I also want to explore with new tools and new ways of painting, and I’ve been inspired by the art of other students in my cohort. Before I left home, I filled a cookie sheet with Elmer’s glue after lining it with parchment paper, swirled some acrylic paint and then left it to dry. When I left it had been drying for a few weeks but wasn’t dry (the glue is a thick layer), but the glue seems to be contracting much more than the paint. The purity of color and random forms were starting to be attractive and interesting. I’m not sure where I’m going with this random project, and I’m excited to see what it will look like when I get home. Not nearly as excited as I am to be here, of course, but I can’t wait to see it. Perhaps I’ll cut up my glue and acrylic sheet, rearrange it, or sculpt with it. It's final form will depend on how pliable it ends up being.
The Covid lockdowns have given me more alone time, and thus more space and time to work on my art, to think, and to simply “be”. The increased time has improved my own personal innovation, and was responsible for my application to SAIC, because I had more time to create the work needed for a portfolio. Other than more space and time, and my SAIC application, it hasn’t opened new avenues for me to share my art with other people.
I created a website, but then deleted it. I listed my art on Amazon handmade and Etsy, then delisted them. I didn’t think anyone was looking at my website, and thought it was just another small automatic debit, and that those add up. The same with Etsy, just a small automatic debit with no results.
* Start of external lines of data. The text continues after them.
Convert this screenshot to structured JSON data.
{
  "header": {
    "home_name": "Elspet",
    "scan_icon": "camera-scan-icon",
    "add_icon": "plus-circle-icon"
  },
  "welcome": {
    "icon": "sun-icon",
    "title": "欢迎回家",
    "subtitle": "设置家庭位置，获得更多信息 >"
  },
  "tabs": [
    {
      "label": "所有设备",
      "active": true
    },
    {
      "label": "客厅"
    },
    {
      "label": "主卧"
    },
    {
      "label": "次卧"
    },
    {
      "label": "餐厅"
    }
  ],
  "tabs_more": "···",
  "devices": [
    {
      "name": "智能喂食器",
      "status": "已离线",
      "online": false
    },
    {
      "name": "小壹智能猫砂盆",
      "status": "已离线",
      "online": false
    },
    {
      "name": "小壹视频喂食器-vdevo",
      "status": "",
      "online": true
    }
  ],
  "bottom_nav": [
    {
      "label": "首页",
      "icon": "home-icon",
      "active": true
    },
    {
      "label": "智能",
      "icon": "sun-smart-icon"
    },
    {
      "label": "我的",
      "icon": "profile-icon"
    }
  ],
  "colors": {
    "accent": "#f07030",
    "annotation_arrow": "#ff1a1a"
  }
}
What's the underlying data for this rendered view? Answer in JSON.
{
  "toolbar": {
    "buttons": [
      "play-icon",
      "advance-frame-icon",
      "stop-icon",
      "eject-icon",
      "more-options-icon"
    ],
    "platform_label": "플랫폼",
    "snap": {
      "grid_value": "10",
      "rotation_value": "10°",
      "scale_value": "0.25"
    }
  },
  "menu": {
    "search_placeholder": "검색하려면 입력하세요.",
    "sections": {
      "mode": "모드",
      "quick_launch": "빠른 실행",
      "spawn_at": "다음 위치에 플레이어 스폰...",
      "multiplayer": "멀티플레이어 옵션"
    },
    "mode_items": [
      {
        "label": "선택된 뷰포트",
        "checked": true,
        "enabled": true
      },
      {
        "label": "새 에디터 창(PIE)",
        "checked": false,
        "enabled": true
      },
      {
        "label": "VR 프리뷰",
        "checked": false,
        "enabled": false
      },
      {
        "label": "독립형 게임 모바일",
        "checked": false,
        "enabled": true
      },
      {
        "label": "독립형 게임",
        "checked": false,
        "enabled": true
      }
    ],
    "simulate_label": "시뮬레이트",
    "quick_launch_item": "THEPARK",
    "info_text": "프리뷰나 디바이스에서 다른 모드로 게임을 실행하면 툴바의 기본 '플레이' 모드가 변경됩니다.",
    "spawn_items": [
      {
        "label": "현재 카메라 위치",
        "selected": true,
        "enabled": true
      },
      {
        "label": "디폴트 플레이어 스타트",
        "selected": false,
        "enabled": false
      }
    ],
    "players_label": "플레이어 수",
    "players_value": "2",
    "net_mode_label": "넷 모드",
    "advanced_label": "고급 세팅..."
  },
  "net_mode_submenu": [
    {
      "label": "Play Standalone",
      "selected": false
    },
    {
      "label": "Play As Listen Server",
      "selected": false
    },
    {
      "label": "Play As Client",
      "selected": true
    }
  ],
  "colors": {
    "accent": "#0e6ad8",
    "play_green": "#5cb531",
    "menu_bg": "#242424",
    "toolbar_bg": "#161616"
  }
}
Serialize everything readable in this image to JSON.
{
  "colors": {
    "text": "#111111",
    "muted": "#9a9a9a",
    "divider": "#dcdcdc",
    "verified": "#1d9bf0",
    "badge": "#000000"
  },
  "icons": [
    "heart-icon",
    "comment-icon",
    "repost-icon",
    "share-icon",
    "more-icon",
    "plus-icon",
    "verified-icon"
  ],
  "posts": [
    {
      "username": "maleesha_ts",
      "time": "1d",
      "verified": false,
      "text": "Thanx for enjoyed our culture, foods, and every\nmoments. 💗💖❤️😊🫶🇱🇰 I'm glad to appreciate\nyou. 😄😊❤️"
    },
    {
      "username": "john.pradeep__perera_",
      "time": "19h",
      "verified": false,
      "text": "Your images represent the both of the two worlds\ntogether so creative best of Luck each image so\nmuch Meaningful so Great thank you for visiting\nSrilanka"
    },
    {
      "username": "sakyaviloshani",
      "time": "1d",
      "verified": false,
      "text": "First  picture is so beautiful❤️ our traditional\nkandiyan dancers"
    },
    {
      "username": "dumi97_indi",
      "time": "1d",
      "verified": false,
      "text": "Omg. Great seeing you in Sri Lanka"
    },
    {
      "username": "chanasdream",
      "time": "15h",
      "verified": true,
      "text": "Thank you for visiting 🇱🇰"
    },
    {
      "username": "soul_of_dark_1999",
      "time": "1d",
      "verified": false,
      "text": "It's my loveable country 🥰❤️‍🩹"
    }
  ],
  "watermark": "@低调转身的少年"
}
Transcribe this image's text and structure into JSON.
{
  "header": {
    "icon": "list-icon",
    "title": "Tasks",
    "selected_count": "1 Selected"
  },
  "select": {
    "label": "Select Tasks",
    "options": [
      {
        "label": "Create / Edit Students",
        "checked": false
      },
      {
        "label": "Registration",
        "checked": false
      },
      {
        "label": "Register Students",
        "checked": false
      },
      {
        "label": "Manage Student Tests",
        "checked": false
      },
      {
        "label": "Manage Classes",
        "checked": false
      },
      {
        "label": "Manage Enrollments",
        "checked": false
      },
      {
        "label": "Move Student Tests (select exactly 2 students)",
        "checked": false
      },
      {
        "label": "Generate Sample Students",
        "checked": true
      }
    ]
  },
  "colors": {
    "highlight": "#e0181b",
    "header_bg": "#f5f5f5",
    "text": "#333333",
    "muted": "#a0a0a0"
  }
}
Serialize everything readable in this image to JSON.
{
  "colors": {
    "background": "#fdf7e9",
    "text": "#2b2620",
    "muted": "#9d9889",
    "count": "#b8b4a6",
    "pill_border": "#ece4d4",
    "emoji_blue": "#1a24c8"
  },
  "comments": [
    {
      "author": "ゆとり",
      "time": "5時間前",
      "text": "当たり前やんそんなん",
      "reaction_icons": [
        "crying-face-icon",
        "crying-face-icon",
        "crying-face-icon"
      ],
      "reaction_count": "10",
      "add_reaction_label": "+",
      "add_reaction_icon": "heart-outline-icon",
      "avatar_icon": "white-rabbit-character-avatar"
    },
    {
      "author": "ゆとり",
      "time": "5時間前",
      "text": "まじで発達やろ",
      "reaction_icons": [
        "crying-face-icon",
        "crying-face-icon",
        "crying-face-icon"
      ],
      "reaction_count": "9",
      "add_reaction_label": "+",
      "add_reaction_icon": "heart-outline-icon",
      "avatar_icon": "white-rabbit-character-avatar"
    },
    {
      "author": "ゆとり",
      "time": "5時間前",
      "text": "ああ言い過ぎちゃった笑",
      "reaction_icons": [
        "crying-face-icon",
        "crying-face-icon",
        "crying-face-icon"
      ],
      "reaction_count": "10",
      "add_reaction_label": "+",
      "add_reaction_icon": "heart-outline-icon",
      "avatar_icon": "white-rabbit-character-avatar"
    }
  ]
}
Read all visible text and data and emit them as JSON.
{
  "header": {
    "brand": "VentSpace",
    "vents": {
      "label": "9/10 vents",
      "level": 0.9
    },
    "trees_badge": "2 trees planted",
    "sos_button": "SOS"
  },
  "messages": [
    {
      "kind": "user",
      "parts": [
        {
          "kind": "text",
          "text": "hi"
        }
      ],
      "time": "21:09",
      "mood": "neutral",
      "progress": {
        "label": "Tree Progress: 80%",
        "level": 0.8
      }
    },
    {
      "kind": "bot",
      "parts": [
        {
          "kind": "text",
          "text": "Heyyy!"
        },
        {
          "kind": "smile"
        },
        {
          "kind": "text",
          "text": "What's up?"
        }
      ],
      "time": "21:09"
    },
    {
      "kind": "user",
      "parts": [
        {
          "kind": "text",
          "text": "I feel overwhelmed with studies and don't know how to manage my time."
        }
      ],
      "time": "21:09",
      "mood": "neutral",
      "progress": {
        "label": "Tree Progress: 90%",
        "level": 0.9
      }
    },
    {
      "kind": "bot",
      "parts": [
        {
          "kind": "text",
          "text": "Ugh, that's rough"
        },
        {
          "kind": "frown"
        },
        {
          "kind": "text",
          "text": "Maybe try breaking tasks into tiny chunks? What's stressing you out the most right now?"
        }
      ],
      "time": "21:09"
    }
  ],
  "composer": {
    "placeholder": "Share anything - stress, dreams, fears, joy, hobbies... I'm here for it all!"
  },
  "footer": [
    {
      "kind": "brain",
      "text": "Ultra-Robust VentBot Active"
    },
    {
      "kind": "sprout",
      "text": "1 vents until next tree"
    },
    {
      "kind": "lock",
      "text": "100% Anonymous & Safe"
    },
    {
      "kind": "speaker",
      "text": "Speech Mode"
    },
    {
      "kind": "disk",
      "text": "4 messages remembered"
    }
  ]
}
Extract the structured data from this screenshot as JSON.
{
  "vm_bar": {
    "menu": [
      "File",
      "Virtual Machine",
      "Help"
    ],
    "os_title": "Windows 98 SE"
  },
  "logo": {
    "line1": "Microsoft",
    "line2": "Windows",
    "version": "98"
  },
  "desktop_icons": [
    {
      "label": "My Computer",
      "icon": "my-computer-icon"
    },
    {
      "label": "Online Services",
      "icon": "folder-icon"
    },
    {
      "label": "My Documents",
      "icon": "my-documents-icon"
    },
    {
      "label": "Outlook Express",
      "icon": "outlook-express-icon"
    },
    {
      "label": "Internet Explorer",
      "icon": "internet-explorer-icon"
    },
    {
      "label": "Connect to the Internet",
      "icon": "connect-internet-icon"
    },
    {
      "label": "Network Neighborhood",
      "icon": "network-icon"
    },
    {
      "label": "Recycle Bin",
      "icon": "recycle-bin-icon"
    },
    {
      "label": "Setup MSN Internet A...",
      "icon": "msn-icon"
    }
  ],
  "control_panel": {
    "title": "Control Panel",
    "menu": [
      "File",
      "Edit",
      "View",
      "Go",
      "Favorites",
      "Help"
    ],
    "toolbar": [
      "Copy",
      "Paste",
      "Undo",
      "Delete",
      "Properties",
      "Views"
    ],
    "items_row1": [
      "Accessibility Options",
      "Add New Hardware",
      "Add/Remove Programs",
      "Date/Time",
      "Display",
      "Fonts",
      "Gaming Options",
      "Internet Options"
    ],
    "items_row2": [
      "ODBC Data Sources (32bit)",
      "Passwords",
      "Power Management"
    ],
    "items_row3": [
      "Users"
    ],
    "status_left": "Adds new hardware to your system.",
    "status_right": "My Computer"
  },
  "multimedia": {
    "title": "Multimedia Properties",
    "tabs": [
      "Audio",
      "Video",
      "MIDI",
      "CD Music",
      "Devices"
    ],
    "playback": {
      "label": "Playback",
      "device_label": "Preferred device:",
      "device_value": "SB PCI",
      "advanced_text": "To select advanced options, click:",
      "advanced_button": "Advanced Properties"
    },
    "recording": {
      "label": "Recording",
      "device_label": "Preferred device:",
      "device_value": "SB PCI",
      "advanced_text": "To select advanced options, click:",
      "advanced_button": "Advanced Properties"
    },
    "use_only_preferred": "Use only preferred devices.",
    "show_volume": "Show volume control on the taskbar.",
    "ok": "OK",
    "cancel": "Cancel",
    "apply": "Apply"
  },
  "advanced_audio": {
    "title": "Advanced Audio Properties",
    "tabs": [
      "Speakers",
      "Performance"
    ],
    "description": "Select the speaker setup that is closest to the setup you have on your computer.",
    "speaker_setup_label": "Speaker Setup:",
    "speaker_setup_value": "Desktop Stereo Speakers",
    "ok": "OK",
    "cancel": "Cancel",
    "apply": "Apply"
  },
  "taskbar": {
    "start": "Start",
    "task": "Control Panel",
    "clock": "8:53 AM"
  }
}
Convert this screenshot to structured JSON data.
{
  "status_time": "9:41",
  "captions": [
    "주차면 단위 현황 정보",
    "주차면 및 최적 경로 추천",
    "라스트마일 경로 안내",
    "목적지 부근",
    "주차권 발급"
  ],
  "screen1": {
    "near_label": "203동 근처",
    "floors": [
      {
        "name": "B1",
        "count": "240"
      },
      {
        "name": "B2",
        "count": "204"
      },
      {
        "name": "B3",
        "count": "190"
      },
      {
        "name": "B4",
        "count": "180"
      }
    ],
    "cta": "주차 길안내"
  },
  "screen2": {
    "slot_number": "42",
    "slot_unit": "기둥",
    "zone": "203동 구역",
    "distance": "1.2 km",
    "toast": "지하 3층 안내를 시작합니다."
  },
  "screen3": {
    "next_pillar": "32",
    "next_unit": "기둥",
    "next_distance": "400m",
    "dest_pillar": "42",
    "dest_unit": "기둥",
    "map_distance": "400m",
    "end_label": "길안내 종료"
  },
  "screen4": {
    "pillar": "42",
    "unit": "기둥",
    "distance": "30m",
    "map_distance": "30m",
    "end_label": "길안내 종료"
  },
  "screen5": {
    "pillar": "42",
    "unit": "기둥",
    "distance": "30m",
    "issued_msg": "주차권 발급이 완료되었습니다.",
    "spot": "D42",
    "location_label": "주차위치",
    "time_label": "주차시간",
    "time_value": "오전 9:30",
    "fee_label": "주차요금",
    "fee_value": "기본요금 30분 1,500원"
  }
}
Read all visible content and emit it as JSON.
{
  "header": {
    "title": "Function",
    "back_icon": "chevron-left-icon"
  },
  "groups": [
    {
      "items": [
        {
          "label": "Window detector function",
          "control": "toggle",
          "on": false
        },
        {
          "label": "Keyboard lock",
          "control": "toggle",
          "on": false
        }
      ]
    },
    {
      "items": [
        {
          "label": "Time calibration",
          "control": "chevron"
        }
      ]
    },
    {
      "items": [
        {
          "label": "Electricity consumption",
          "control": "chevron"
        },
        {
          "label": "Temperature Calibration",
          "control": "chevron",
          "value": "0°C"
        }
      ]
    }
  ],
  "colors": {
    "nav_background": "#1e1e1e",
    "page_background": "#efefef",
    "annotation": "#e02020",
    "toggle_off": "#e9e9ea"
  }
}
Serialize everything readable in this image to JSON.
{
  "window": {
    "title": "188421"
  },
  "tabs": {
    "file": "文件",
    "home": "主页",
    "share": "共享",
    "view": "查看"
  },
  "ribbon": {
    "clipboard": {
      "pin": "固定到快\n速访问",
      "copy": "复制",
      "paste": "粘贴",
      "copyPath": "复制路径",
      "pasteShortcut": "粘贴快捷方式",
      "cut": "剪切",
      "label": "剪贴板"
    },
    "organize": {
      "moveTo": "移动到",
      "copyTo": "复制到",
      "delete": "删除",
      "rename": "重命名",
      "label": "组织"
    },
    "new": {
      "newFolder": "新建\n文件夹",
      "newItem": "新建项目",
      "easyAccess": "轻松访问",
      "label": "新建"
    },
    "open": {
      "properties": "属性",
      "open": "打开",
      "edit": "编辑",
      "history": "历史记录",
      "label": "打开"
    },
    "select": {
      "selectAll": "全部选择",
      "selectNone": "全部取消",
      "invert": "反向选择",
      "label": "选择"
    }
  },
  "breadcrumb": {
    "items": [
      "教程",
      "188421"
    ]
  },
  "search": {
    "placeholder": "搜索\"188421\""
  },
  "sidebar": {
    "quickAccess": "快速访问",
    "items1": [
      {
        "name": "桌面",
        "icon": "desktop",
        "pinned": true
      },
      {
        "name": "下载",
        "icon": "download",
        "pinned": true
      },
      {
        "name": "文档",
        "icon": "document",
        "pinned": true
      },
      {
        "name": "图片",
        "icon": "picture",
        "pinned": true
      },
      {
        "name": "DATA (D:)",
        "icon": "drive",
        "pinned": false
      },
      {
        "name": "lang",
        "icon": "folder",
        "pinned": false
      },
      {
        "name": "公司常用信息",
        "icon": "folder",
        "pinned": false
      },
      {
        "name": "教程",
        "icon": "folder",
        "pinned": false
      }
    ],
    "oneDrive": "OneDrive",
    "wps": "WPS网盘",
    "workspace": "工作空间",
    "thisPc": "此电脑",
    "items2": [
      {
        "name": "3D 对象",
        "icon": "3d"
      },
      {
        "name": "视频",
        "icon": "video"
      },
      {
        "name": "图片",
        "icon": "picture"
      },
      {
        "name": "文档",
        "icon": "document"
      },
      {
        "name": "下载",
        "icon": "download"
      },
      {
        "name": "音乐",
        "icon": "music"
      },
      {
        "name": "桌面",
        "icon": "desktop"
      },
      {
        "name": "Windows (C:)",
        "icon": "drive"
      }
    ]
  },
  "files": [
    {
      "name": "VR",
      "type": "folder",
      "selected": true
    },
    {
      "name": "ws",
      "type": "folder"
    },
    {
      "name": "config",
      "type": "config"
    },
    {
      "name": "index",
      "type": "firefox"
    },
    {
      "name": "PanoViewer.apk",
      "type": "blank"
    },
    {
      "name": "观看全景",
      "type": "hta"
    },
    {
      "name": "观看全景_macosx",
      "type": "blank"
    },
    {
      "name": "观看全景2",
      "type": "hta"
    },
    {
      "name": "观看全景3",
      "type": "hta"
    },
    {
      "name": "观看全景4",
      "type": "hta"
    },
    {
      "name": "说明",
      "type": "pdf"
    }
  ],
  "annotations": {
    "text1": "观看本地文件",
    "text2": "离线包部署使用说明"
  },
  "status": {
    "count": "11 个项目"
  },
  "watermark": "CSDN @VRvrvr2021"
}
I’ve spent time sending emails to galleries, carefully curating numerous images that I think match the existing art in their gallery, with no response. The lack of response has been a little disheartening, I truly don’t know what they’re looking for. I know many galleries rely on personal connections, and I don’t know how to create them from scratch without an email. If they don’t respond, then, I’m at a loss. Standing around galleries or visiting in the hope they will speak to me seems alternately odd or awkward.
Yes, “professional” has meaning for my work, because of my constant efforts to improve, and “practice” does as well, as I’ve never created a piece of art that I’m truly satisfied with. I’ve never painted anything where there isn’t something about it that I’m not satisfied with, or don’t see as needing improvement. Therefore “professional practice” is an accurate description of what I endeavor to do.
Week 1, MFA 5630-001